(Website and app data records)
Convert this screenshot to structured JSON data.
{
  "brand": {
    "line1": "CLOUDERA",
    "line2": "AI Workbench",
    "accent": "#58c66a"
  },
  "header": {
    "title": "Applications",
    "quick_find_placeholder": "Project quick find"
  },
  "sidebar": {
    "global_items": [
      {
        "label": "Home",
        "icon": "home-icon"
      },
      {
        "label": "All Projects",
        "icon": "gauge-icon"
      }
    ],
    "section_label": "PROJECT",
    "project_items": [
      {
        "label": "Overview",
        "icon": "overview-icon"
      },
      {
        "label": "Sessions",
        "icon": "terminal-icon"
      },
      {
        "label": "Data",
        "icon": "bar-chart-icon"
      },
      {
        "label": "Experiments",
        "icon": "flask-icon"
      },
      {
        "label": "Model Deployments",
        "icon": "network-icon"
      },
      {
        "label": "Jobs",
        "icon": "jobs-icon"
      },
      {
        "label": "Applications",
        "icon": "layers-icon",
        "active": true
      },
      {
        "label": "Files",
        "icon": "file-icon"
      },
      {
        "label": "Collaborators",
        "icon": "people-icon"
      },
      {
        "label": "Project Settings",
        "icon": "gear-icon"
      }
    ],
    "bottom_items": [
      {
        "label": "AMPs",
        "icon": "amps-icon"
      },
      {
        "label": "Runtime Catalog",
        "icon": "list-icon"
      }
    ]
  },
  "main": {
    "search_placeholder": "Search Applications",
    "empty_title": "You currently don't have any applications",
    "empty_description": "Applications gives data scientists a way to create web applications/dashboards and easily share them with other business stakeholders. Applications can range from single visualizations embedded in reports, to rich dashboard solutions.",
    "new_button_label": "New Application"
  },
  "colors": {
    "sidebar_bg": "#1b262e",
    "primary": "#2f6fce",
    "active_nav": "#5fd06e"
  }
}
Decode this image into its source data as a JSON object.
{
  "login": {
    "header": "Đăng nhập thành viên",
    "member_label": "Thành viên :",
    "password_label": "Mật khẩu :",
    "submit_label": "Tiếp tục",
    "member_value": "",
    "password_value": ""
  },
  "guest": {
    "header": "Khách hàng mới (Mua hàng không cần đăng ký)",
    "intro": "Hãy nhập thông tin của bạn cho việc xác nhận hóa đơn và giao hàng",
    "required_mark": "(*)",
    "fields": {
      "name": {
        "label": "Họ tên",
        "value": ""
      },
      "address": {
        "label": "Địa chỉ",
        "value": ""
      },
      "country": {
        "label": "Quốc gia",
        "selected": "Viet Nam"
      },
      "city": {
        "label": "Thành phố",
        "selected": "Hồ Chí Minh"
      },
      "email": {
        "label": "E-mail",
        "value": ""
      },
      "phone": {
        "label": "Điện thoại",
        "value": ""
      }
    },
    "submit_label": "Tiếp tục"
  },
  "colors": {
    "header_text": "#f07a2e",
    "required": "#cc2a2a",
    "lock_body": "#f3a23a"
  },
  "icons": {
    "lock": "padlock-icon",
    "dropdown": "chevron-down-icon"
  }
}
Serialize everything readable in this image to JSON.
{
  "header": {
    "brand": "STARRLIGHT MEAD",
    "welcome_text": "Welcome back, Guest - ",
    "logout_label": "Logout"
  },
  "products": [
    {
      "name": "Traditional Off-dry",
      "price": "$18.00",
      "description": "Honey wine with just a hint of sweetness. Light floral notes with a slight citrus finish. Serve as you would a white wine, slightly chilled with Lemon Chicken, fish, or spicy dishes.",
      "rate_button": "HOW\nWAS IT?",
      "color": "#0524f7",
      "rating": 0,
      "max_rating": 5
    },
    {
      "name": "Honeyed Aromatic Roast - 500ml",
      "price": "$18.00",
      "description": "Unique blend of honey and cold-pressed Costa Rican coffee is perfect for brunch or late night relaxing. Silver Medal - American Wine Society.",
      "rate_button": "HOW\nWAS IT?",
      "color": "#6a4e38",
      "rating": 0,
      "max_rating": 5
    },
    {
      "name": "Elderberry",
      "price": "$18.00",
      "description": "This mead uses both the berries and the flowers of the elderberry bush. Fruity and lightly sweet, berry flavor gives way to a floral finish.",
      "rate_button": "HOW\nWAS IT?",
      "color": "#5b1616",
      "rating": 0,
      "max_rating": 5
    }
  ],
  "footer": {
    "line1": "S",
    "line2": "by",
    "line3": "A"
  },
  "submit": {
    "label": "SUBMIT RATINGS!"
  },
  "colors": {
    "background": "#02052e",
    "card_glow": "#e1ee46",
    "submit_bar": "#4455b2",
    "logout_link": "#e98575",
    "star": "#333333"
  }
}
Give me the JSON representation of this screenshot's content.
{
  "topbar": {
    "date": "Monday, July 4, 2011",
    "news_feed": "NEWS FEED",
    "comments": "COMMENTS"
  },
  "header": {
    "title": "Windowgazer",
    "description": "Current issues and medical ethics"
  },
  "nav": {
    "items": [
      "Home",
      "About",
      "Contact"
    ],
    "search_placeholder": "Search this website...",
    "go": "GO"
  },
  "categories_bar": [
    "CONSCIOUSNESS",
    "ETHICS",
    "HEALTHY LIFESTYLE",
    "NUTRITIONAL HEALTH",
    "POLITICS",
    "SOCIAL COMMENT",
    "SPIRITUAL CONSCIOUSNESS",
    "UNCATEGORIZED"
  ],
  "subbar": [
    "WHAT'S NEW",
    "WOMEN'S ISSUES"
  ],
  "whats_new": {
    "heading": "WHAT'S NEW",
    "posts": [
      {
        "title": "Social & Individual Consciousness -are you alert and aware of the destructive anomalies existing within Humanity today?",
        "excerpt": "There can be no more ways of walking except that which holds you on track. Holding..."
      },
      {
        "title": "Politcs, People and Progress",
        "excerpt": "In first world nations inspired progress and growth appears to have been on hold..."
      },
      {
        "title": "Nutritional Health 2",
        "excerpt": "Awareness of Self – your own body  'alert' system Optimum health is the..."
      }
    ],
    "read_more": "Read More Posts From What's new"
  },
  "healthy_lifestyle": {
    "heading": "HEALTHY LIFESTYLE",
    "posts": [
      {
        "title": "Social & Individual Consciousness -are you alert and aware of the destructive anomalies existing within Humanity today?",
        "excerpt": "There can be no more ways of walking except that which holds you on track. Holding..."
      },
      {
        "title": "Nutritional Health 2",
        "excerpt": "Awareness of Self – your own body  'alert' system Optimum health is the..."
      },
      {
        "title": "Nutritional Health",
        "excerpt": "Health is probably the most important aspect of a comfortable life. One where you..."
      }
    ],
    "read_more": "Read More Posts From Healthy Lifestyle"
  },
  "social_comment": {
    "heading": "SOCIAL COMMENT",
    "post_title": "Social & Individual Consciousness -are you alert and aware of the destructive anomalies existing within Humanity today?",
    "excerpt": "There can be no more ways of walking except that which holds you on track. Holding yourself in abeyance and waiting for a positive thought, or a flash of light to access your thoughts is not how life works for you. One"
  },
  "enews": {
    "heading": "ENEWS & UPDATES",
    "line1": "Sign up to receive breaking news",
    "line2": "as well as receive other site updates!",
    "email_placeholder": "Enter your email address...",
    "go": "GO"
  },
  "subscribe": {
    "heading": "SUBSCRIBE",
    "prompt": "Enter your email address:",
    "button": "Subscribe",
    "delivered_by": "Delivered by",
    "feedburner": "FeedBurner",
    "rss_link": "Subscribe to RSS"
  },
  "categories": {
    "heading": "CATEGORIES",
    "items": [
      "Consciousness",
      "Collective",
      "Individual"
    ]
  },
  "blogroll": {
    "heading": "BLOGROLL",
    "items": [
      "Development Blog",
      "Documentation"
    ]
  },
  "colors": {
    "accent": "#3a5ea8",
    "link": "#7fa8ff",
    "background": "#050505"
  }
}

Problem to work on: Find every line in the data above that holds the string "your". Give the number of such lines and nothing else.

Written response: 5